Our research focuses on an evaluation of the mechanisms that control fouling and decontamination processes. The formation and removal of deposits is governed by a combination of chemical and transport processes at the solid-liquid interface, in the bulk liquid and in the film itself. Although general models have been used to describe cleaning and fouling, there is still a lack of understanding of the fundamental mechanisms underlying both the physical and chemical aspects of these processes. Insight into both the initial stages of fouling and the removal of trace residues is necessary to develop environmentally benign cleaning technologies in the chemical, food, and electronics industries. While the study of highly ordered films (e.g., Langmuir-Blodgett films) provides information on film behavior at the molecular level, most contaminant films are heterogeneous in nature, containing polar and non-polar species, with a wide range of surface thicknesses and morphologies. The challenge is to utilize specialized analytical techniques to assess the deposition and removal of these complex films. In contrast to discontinuous studies, our research utilizes several techniques (e.g., total internal reflection fluorescence, solid scintillation and a quartz crystal microbalance) to non-invasively probe the interactive effects of hydrodynamics, temperature and film structure on deposition and removal of organic and inorganic films from glass and stainless steel surfaces. Examples of our work in three industrial areas where fouling and cleaning are major problems include: (1) the hydration and removal of organics from glass; (2) the removal of calcium compounds (e.g., CaCO3,CaPO4) and fouling residues from stainless steel; and (3) the deposition of lubricants in turbines and disk drive assemblies. For example, in aviation turbines, synthetic ester-based lubricants interact with oxygen and metal to form high molecular weight products which deposit on metal surfaces. These films interfere with the efficient circulation of the liquid lubricant and reduce heat transfer. Our group is also investigating the use of additives to reduce lubricant degradation, and deposit-forming tendencies at high temperatures. We have developed experimental systems that have been instrumental in screening potential new solvent-surfactant systems for cleaning applications. In these systems, the removal of the residues is monitored continuously under controlled external mass-transfer conditions using a rotating disk apparatus. Initial research has demonstrated the effectiveness of non-ionic surfactants in the removal of mixed organic films from solid surfaces. The rate-controlling steps in the cleaning process have been identified as a function of the solution hydrodynamics, the external mass transfer rate, and the surfactant phase present. It is possible that the surfactant solutions used in the cleaning of contaminants may be recycled, minimizing the amount of surfactant required to operate the cleaning system. In a related application, we are investigating the use of CO2 -soluble surfactants in liquid and supercritical CO2 to clean metal surfaces.

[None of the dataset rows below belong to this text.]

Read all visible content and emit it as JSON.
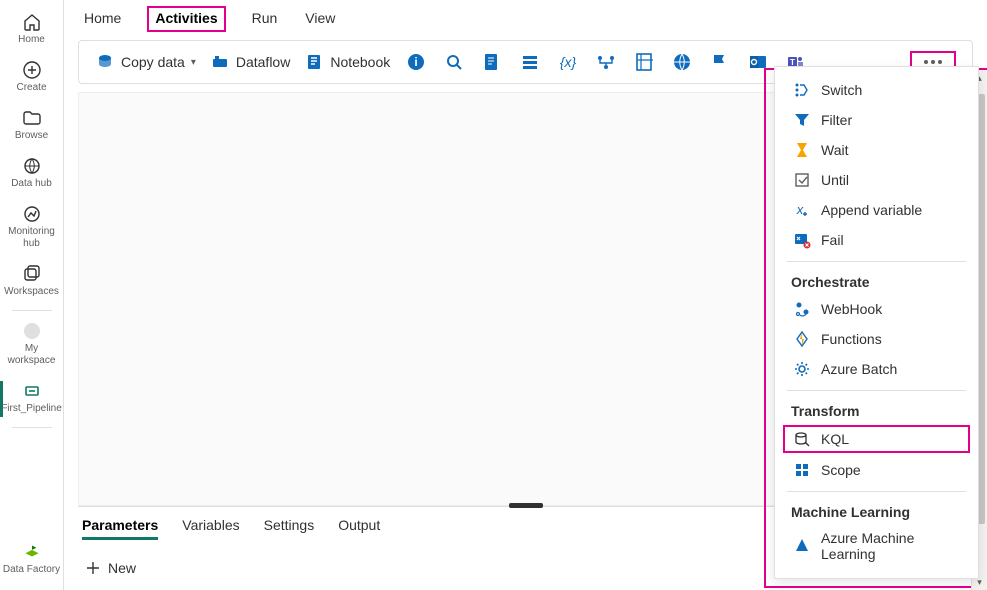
{
  "leftnav": {
    "items": [
      {
        "label": "Home"
      },
      {
        "label": "Create"
      },
      {
        "label": "Browse"
      },
      {
        "label": "Data hub"
      },
      {
        "label": "Monitoring hub"
      },
      {
        "label": "Workspaces"
      },
      {
        "label": "My workspace"
      },
      {
        "label": "First_Pipeline"
      },
      {
        "label": "Data Factory"
      }
    ]
  },
  "tabs": [
    {
      "label": "Home"
    },
    {
      "label": "Activities"
    },
    {
      "label": "Run"
    },
    {
      "label": "View"
    }
  ],
  "toolbar": {
    "copydata": "Copy data",
    "dataflow": "Dataflow",
    "notebook": "Notebook"
  },
  "bottom_tabs": [
    {
      "label": "Parameters"
    },
    {
      "label": "Variables"
    },
    {
      "label": "Settings"
    },
    {
      "label": "Output"
    }
  ],
  "new_label": "New",
  "dropdown": {
    "group1": [
      {
        "label": "Switch"
      },
      {
        "label": "Filter"
      },
      {
        "label": "Wait"
      },
      {
        "label": "Until"
      },
      {
        "label": "Append variable"
      },
      {
        "label": "Fail"
      }
    ],
    "heading2": "Orchestrate",
    "group2": [
      {
        "label": "WebHook"
      },
      {
        "label": "Functions"
      },
      {
        "label": "Azure Batch"
      }
    ],
    "heading3": "Transform",
    "group3": [
      {
        "label": "KQL"
      },
      {
        "label": "Scope"
      }
    ],
    "heading4": "Machine Learning",
    "group4": [
      {
        "label": "Azure Machine Learning"
      }
    ]
  }
}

Education

Ph.D., Chemical Engineering, Georgia Institute of Technology (1989)
M.S., Chemical Engineering, Georgia Institute of Technology (1986)
B.S., Chemical Engineering, Brown University (1984)

Honors and Awards

  • AAAS Mentor Award
  • Inaugural Pioneers of Diversity Award - AIChE Minority Affairs Committee
  • Fellow of the American Institute of Chemical Engineers (AIChE)
  • American Chemical Society Stanley C. Israel Regional Award
  • Winifred Burks-Houck Women's Professional Leadership Award from the National Organization of Black Chemists & Chemical Engineers (NOBCChE)
  • Inducted into Sigma Xi Scientific Research Society
  • Minority Affairs Committee Eminent Chemical Engineers Award from AIChE
  • Council for Chemical Research (CCR) Diversity Award
  • National Organization of Black Chemists & Chemical Engineers (NOBCChE) Professional Award in Chemical Engineering
  • Selected to participate in 12th Annual US Frontiers of Engineering Symposium by the National Academy of Engineering (NAE)
  • National Academy of Engineering - CASEE Boeing Senior Fellowship
  • National Consortium for Graduate Degrees for Minorities in Engineering (GEM) Distinguished Alumni Academic Award